== Segment start ==

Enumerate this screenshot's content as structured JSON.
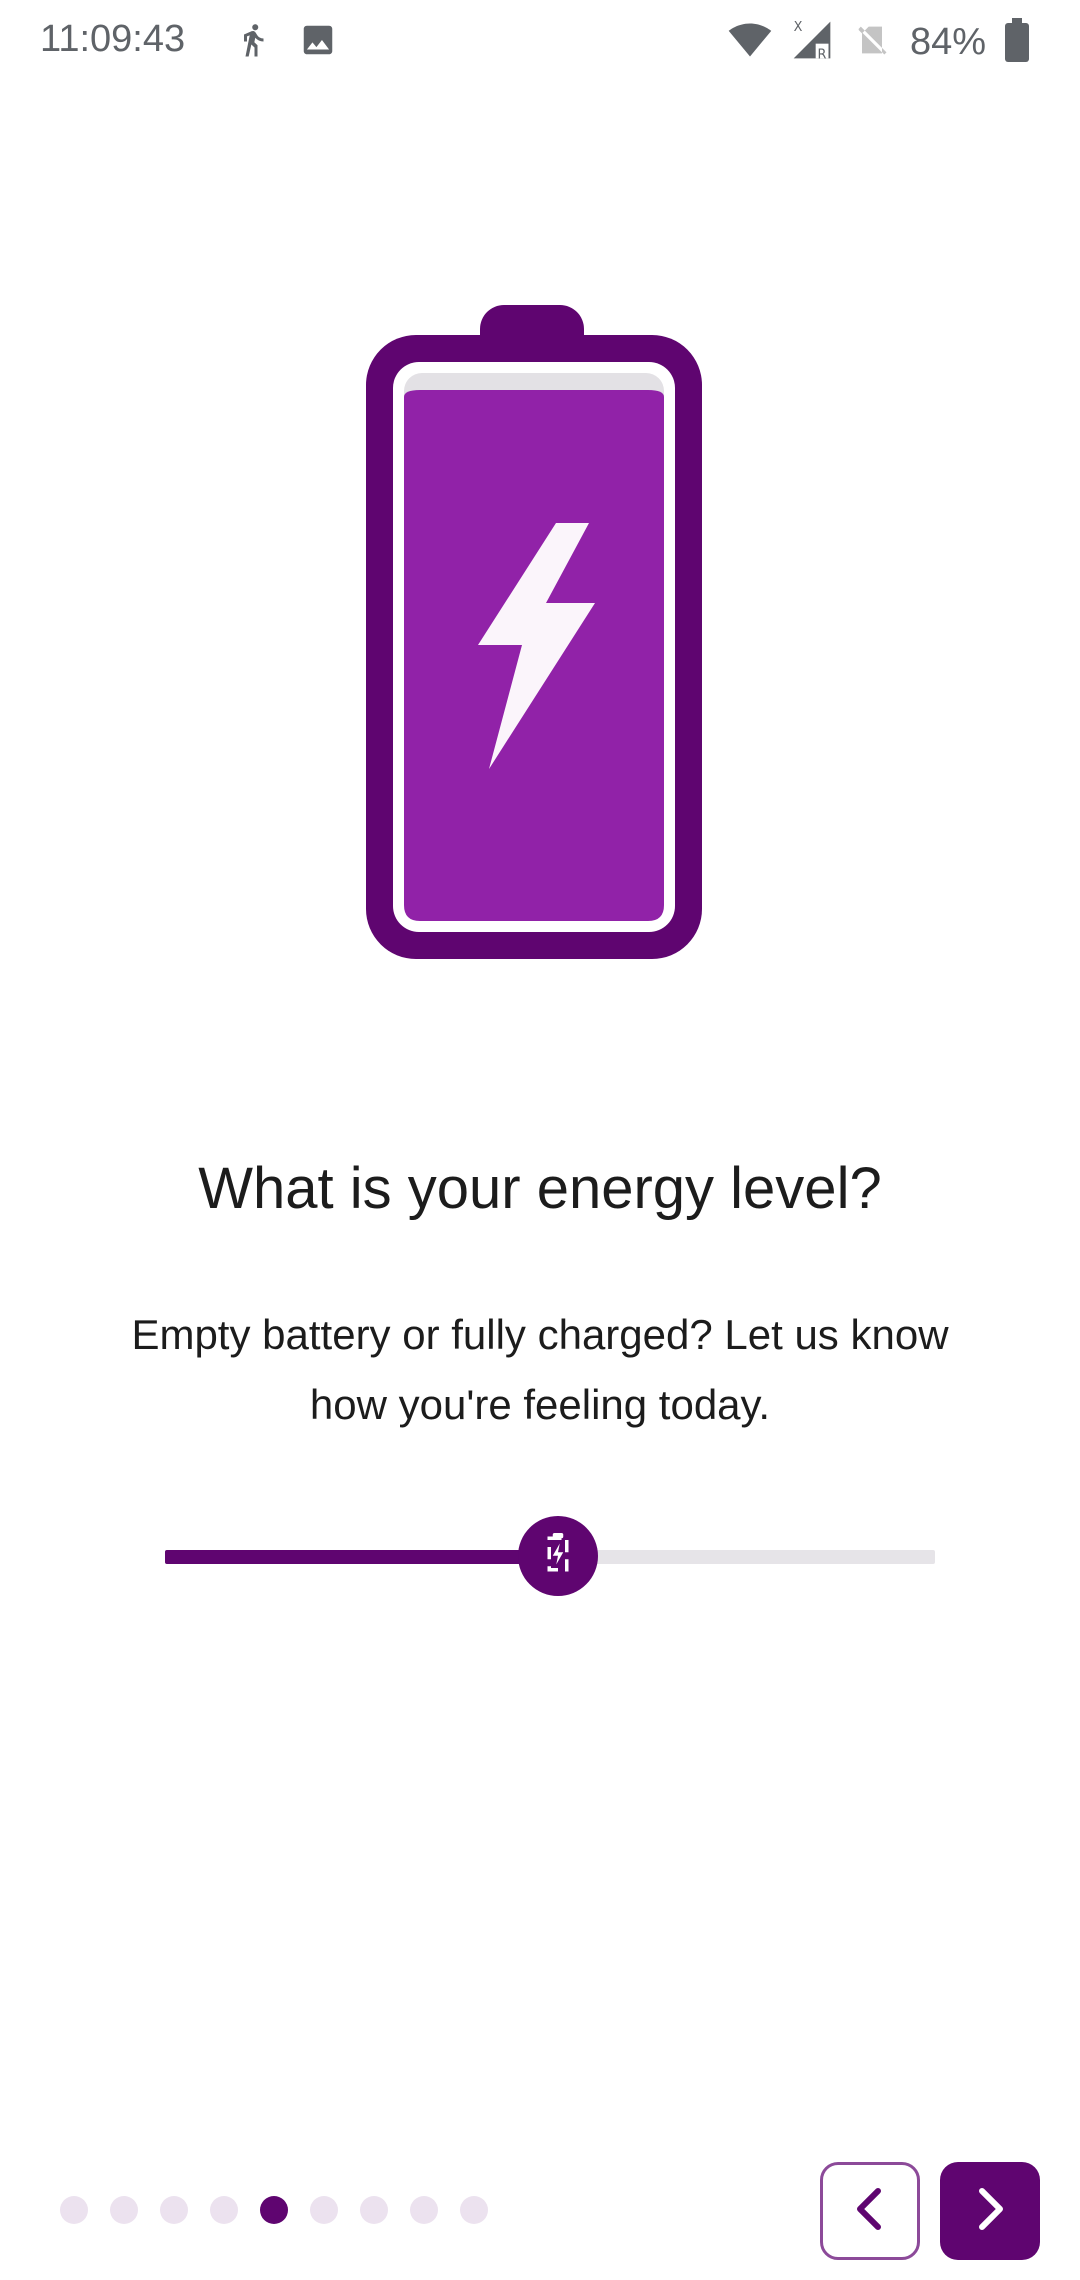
{
  "status_bar": {
    "time": "11:09:43",
    "battery_percent": "84%",
    "icons": [
      "walking-icon",
      "image-icon",
      "wifi-icon",
      "signal-icon",
      "no-sim-icon",
      "battery-icon"
    ]
  },
  "illustration": {
    "name": "battery-charging-icon",
    "colors": {
      "outline": "#5f0570",
      "fill": "#9122a8",
      "bolt": "#fbf5fb",
      "empty": "#e3e1e5"
    }
  },
  "question": {
    "title": "What is your energy level?",
    "subtitle": "Empty battery or fully charged? Let us know how you're feeling today."
  },
  "slider": {
    "value_fraction": 0.51,
    "thumb_icon": "battery-charging-icon",
    "accent": "#5f0570",
    "track": "#e6e4e8"
  },
  "pager": {
    "total": 9,
    "active_index": 4
  },
  "nav": {
    "back_icon": "chevron-left-icon",
    "next_icon": "chevron-right-icon"
  }
}
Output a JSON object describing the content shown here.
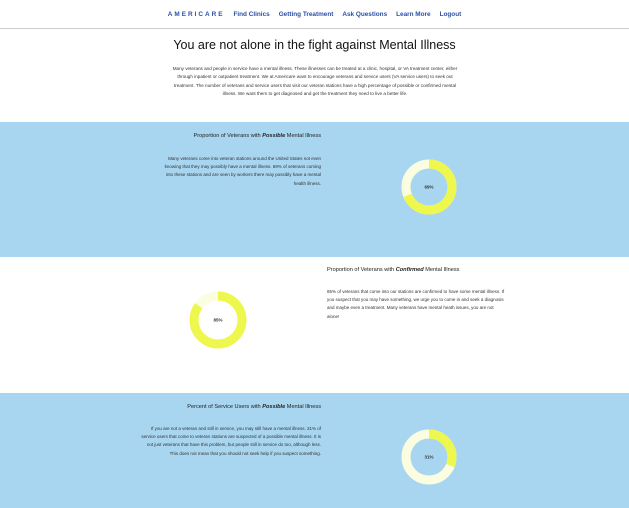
{
  "nav": {
    "brand": "AMERICARE",
    "links": [
      "Find Clinics",
      "Getting Treatment",
      "Ask Questions",
      "Learn More",
      "Logout"
    ]
  },
  "title": "You are not alone in the fight against Mental Illness",
  "intro": "Many veterans and people in service have a mental illness. These illnesses can be treated at a clinic, hospital, or VA treatment center, either through inpatient or outpatient treatment. We at Americare want to encourage veterans and service users (VA service users) to seek out treatment. The number of veterans and service users that visit our veteran stations have a high percentage of possible or confirmed mental illness. We want them to get diagnosed and get the treatment they need to live a better life.",
  "colors": {
    "band": "#a8d5ef",
    "accent": "#eef74e",
    "light": "#fbfde0",
    "link": "#2a4fa8"
  },
  "sections": [
    {
      "heading_pre": "Proportion of Veterans with ",
      "heading_em": "Possible",
      "heading_post": " Mental Illness",
      "text": "Many veterans come into veteran stations around the United States not even knowing that they may possibly have a mental illness. 69% of veterans coming into these stations and are seen by workers there may possibly have a mental health illness.",
      "percent_label": "69%",
      "percent": 69
    },
    {
      "heading_pre": "Proportion of Veterans with ",
      "heading_em": "Confirmed",
      "heading_post": " Mental Illness",
      "text": "85% of veterans that come into our stations are confirmed to have some mental illness. If you suspect that you may have something, we urge you to come in and seek a diagnosis and maybe even a treatment. Many veterans have mental heath issues, you are not alone!",
      "percent_label": "85%",
      "percent": 85
    },
    {
      "heading_pre": "Percent of Service Users with ",
      "heading_em": "Possible",
      "heading_post": " Mental Illness",
      "text": "If you are not a veteran and still in service, you may still have a mental illness. 31% of service users that come to veteran stations are suspected of a possible mental illness. It is not just veterans that have this problem, but people still in service do too, although less. This does not mean that you should not seek help if you suspect something.",
      "percent_label": "31%",
      "percent": 31
    }
  ]
}
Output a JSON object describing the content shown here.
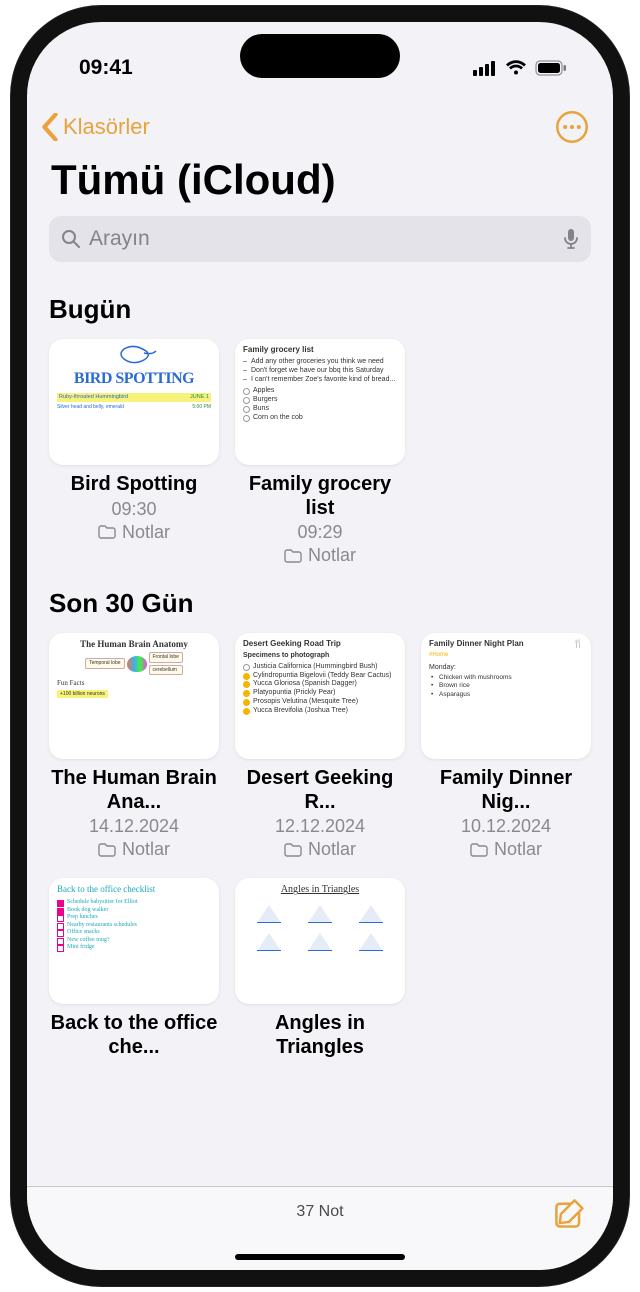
{
  "statusbar": {
    "time": "09:41"
  },
  "nav": {
    "back_label": "Klasörler"
  },
  "page": {
    "title": "Tümü (iCloud)"
  },
  "search": {
    "placeholder": "Arayın"
  },
  "sections": {
    "today": {
      "heading": "Bugün"
    },
    "last30": {
      "heading": "Son 30 Gün"
    }
  },
  "folder_label": "Notlar",
  "notes": {
    "today": [
      {
        "title": "Bird Spotting",
        "time": "09:30"
      },
      {
        "title": "Family grocery list",
        "time": "09:29"
      }
    ],
    "last30": [
      {
        "title": "The Human Brain Ana...",
        "time": "14.12.2024"
      },
      {
        "title": "Desert Geeking R...",
        "time": "12.12.2024"
      },
      {
        "title": "Family Dinner Nig...",
        "time": "10.12.2024"
      },
      {
        "title": "Back to the office che...",
        "time": ""
      },
      {
        "title": "Angles in Triangles",
        "time": ""
      }
    ]
  },
  "thumbs": {
    "grocery": {
      "title": "Family grocery list",
      "lines": [
        "Add any other groceries you think we need",
        "Don't forget we have our bbq this Saturday",
        "I can't remember Zoe's favorite kind of bread..."
      ],
      "checks": [
        "Apples",
        "Burgers",
        "Buns",
        "Corn on the cob"
      ]
    },
    "bird": {
      "main": "BIRD SPOTTING",
      "line1a": "Ruby-throated Hummingbird",
      "line1b": "JUNE 1",
      "line2a": "Silver head and belly, emerald",
      "line2b": "5:00 PM"
    },
    "brain": {
      "title": "The Human Brain Anatomy",
      "tags": [
        "Temporal lobe",
        "Frontal lobe",
        "cerebellum"
      ],
      "fun": "Fun Facts",
      "foot": "+100 billion neurons"
    },
    "desert": {
      "title": "Desert Geeking Road Trip",
      "sub": "Specimens to photograph",
      "items": [
        {
          "t": "Justicia Californica (Hummingbird Bush)",
          "d": false
        },
        {
          "t": "Cylindropuntia Bigelovii (Teddy Bear Cactus)",
          "d": true
        },
        {
          "t": "Yucca Gloriosa (Spanish Dagger)",
          "d": true
        },
        {
          "t": "Platyopuntia (Prickly Pear)",
          "d": true
        },
        {
          "t": "Prosopis Velutina (Mesquite Tree)",
          "d": true
        },
        {
          "t": "Yucca Brevifolia (Joshua Tree)",
          "d": true
        }
      ]
    },
    "dinner": {
      "title": "Family Dinner Night Plan",
      "tag": "#Home",
      "day": "Monday:",
      "items": [
        "Chicken with mushrooms",
        "Brown rice",
        "Asparagus"
      ]
    },
    "office": {
      "title": "Back to the office checklist",
      "items": [
        {
          "t": "Schedule babysitter for Elliot",
          "c": true
        },
        {
          "t": "Book dog walker",
          "c": true
        },
        {
          "t": "Prep lunches",
          "c": false
        },
        {
          "t": "Nearby restaurants schedules",
          "c": false
        },
        {
          "t": "Office snacks",
          "c": false
        },
        {
          "t": "New coffee mug?",
          "c": false
        },
        {
          "t": "Mini fridge",
          "c": false
        }
      ]
    },
    "angles": {
      "title": "Angles in Triangles"
    }
  },
  "toolbar": {
    "count": "37 Not"
  }
}
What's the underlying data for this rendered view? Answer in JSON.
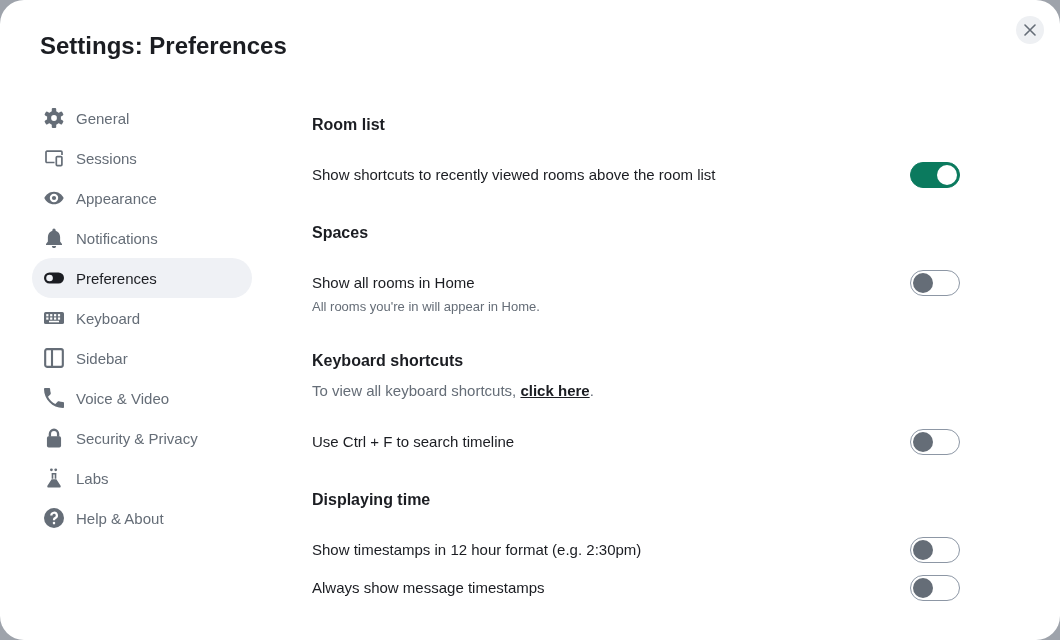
{
  "dialog": {
    "title": "Settings: Preferences"
  },
  "sidebar": {
    "items": [
      {
        "label": "General",
        "selected": false
      },
      {
        "label": "Sessions",
        "selected": false
      },
      {
        "label": "Appearance",
        "selected": false
      },
      {
        "label": "Notifications",
        "selected": false
      },
      {
        "label": "Preferences",
        "selected": true
      },
      {
        "label": "Keyboard",
        "selected": false
      },
      {
        "label": "Sidebar",
        "selected": false
      },
      {
        "label": "Voice & Video",
        "selected": false
      },
      {
        "label": "Security & Privacy",
        "selected": false
      },
      {
        "label": "Labs",
        "selected": false
      },
      {
        "label": "Help & About",
        "selected": false
      }
    ]
  },
  "sections": [
    {
      "heading": "Room list",
      "items": [
        {
          "kind": "toggle",
          "label": "Show shortcuts to recently viewed rooms above the room list",
          "on": true
        }
      ]
    },
    {
      "heading": "Spaces",
      "items": [
        {
          "kind": "toggle",
          "label": "Show all rooms in Home",
          "description": "All rooms you're in will appear in Home.",
          "on": false
        }
      ]
    },
    {
      "heading": "Keyboard shortcuts",
      "items": [
        {
          "kind": "note",
          "text": "To view all keyboard shortcuts,",
          "link": "click here",
          "after": "."
        },
        {
          "kind": "toggle",
          "label": "Use Ctrl + F to search timeline",
          "on": false
        }
      ]
    },
    {
      "heading": "Displaying time",
      "items": [
        {
          "kind": "toggle",
          "label": "Show timestamps in 12 hour format (e.g. 2:30pm)",
          "on": false
        },
        {
          "kind": "toggle",
          "label": "Always show message timestamps",
          "on": false
        }
      ]
    }
  ]
}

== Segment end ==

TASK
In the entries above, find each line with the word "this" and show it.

WRITTEN ANSWER
Enumerate this screenshot's content as structured JSON.
      "text": "If you are not a veteran and still in service, you may still have a mental illness. 31% of service users that come to veteran stations are suspected of a possible mental illness. It is not just veterans that have this problem, but people still in service do too, although less. This does not mean that you should not seek help if you suspect something.",
        "Don't forget we have our bbq this Saturday",
What's the underlying data for this rendered view? Answer in JSON.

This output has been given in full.